- [Action item] Locate every line in the records below that contains the word "this", and copy each one.

Records from a collection
[Start of Attachment]
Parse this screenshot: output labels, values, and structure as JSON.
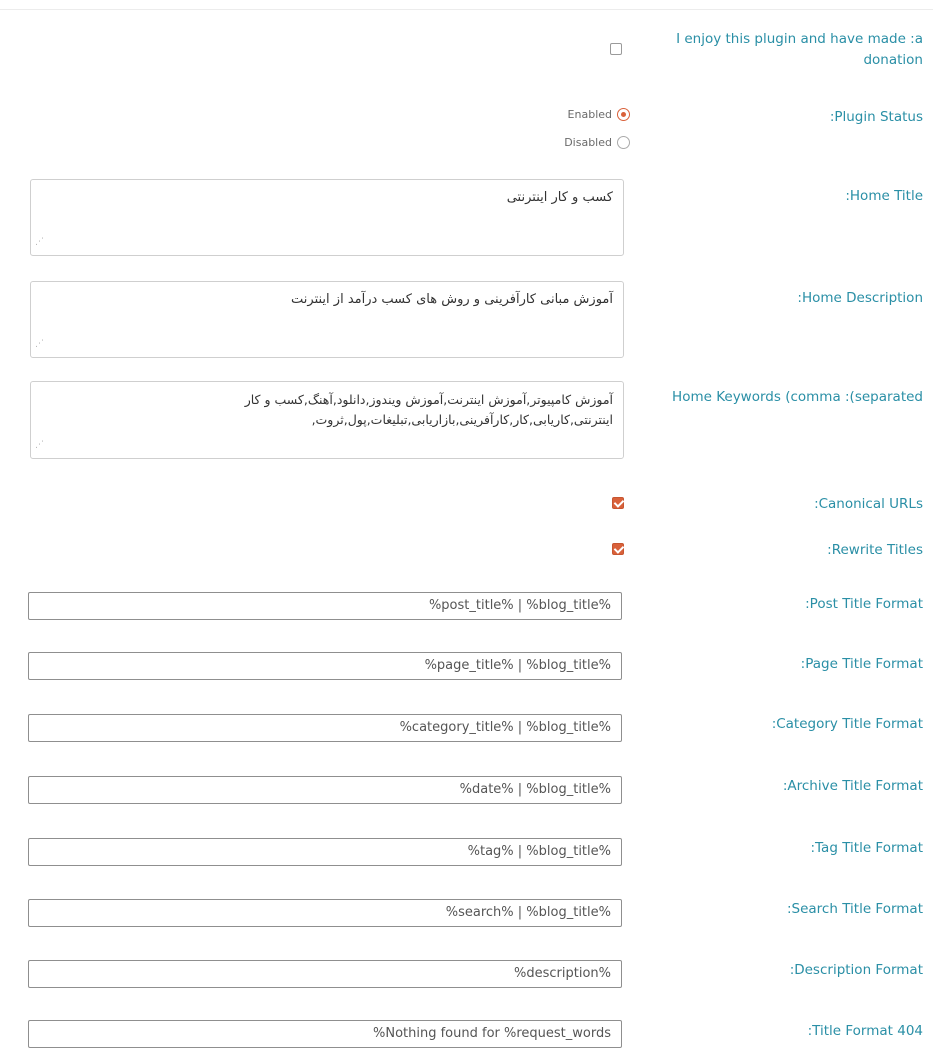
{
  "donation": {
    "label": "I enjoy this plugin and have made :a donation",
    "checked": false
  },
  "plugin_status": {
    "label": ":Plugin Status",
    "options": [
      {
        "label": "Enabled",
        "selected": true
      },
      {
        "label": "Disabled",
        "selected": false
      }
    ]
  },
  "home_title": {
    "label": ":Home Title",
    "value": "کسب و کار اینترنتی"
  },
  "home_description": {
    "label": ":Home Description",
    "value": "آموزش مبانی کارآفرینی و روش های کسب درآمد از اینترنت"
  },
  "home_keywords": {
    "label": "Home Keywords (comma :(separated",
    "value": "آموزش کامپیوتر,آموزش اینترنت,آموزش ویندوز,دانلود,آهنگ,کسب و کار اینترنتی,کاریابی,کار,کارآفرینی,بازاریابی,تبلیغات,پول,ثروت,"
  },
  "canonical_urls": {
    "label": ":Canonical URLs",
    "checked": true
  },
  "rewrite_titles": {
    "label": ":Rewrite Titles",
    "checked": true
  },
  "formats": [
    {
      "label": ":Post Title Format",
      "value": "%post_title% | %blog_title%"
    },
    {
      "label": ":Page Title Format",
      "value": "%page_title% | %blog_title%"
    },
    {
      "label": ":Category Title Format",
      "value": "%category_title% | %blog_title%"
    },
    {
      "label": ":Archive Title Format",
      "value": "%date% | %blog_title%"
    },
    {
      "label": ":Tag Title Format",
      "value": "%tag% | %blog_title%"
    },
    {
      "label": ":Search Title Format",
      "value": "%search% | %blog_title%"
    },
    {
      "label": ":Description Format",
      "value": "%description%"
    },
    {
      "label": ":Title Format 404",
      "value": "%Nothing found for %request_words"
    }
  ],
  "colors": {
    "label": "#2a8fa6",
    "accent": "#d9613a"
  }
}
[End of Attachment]
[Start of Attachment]
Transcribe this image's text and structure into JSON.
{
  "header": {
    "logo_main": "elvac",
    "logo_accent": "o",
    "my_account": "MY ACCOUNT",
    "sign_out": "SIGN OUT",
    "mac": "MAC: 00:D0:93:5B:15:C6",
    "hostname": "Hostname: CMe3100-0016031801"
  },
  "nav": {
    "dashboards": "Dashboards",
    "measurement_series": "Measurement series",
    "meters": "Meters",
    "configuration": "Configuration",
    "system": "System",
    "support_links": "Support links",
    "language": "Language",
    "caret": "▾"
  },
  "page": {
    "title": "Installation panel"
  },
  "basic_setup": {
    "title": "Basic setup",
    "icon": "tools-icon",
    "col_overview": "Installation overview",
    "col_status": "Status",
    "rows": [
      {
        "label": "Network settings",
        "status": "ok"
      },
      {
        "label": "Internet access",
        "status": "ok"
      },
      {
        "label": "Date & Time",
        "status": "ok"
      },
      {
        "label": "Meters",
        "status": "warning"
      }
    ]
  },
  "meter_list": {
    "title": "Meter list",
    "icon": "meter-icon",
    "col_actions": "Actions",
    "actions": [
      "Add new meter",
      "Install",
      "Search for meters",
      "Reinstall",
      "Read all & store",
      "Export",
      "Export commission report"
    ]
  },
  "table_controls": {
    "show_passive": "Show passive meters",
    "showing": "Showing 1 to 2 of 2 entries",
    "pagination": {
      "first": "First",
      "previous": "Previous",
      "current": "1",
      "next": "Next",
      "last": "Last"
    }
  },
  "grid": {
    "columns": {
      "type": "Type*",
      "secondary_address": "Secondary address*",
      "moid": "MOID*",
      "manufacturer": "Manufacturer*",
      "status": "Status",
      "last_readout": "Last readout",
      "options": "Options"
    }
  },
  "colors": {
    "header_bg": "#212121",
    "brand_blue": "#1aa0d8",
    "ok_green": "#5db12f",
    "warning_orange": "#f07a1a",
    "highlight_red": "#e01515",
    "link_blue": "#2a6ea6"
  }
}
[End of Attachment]
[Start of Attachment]
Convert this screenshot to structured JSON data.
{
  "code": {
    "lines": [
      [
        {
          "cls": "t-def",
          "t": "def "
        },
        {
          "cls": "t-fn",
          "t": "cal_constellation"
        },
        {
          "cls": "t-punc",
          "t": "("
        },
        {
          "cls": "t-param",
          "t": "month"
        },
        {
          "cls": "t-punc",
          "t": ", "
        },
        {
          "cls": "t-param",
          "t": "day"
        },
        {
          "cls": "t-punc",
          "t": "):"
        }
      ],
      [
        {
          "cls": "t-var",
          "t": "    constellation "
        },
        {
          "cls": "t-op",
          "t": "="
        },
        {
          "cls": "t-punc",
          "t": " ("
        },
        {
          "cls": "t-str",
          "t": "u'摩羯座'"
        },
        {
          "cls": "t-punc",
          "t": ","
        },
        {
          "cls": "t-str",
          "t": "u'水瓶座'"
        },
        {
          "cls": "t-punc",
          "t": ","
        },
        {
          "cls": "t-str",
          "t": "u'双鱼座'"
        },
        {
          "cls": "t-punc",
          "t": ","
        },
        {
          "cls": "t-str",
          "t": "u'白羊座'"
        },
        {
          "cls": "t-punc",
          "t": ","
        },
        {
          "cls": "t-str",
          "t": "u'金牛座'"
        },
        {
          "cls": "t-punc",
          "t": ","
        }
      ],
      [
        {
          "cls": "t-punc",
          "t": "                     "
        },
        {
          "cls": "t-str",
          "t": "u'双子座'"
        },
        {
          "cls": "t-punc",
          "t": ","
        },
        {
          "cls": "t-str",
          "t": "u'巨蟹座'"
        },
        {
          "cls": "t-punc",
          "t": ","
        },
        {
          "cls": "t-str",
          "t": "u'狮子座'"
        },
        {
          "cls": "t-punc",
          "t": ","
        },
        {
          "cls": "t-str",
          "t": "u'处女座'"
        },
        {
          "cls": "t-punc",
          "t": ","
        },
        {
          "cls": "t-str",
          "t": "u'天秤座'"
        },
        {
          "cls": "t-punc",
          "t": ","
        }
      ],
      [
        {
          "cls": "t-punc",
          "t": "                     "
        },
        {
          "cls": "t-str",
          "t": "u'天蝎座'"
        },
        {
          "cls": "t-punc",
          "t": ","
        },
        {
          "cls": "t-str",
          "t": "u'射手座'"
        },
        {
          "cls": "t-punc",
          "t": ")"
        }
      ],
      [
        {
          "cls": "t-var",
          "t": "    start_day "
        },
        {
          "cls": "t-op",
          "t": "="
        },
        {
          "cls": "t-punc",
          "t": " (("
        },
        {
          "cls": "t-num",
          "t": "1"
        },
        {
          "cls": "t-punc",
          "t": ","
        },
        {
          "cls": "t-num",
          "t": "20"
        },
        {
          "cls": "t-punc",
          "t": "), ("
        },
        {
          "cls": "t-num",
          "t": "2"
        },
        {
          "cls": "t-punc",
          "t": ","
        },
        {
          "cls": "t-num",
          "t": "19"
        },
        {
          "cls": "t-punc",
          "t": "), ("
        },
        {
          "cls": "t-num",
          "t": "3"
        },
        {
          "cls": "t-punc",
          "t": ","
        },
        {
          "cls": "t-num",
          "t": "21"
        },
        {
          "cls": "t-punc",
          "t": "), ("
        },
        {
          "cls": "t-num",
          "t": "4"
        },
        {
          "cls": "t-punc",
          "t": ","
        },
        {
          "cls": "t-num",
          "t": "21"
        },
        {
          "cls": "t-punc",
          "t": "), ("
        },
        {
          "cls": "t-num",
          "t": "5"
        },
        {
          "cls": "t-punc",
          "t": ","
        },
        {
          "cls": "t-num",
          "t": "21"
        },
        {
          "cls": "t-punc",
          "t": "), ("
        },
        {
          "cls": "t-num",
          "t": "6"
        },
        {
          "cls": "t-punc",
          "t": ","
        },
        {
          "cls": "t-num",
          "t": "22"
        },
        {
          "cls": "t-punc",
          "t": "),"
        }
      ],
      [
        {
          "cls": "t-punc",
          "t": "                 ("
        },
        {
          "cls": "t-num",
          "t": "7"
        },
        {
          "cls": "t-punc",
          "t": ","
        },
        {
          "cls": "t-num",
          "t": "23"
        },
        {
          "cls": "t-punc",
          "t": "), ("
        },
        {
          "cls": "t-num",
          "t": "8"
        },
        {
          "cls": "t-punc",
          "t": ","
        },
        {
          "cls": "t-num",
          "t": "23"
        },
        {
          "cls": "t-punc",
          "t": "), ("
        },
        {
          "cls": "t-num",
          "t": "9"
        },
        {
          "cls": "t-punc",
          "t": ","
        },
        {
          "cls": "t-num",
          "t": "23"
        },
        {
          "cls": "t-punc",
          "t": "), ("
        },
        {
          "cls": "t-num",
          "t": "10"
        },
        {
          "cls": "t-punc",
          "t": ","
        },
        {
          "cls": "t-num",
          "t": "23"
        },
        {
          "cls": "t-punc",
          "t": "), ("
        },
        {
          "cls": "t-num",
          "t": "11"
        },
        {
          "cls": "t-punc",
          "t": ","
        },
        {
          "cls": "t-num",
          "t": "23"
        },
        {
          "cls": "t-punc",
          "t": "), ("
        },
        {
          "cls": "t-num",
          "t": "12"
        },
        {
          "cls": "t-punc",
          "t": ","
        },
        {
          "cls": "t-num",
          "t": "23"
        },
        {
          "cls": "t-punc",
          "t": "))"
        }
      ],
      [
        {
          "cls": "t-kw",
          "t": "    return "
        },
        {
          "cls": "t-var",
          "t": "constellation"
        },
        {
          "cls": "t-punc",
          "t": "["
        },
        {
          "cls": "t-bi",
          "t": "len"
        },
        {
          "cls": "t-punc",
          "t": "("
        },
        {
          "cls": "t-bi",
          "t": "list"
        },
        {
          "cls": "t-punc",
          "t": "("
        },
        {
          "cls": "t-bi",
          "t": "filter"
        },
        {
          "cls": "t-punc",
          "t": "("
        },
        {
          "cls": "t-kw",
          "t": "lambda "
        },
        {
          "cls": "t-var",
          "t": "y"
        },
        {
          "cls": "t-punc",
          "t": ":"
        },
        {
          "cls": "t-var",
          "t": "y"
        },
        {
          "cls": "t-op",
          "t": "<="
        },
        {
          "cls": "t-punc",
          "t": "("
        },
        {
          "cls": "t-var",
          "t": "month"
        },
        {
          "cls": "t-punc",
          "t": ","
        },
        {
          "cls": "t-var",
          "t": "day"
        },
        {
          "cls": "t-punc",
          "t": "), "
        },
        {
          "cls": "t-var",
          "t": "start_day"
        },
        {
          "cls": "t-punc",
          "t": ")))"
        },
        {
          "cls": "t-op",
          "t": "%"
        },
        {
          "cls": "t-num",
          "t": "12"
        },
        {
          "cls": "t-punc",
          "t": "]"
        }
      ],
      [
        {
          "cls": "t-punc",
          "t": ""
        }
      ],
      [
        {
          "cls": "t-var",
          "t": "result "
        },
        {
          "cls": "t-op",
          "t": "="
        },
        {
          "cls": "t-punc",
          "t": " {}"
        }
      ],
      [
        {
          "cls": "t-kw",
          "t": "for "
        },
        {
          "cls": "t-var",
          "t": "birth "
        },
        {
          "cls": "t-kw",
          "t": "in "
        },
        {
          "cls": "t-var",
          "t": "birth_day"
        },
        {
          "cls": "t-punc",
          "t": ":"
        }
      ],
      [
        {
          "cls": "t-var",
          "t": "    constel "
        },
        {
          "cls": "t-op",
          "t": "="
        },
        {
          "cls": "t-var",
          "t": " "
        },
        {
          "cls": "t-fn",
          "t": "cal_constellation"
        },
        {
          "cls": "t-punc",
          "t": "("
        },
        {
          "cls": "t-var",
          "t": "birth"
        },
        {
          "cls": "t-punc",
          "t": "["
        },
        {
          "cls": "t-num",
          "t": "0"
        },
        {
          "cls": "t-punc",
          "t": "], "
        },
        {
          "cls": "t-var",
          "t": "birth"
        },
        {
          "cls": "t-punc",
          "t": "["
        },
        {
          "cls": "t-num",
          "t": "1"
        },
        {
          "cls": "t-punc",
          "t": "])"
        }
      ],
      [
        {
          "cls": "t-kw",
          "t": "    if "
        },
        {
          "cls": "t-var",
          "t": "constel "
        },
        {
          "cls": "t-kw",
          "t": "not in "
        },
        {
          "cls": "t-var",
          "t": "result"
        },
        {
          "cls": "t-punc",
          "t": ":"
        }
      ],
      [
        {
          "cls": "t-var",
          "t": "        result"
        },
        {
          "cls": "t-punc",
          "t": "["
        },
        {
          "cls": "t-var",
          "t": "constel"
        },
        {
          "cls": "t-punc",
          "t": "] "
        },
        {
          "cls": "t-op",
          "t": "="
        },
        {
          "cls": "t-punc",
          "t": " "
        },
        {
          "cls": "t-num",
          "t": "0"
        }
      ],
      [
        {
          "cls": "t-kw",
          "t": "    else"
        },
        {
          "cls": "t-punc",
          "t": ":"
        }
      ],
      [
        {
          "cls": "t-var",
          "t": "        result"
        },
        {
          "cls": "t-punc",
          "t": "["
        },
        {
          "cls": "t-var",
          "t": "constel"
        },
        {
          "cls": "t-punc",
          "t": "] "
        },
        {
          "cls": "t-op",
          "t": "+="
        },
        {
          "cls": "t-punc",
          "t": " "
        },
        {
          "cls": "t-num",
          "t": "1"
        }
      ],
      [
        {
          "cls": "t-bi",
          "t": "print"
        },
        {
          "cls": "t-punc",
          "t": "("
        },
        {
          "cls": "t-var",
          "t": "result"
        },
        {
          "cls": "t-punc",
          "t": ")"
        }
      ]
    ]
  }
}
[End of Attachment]
- [Task solution]
Parse this screenshot: output labels, values, and structure as JSON.
    "label": "I enjoy this plugin and have made :a donation",
Transcribe this image's text and structure into JSON.
Convert this screenshot to structured JSON data.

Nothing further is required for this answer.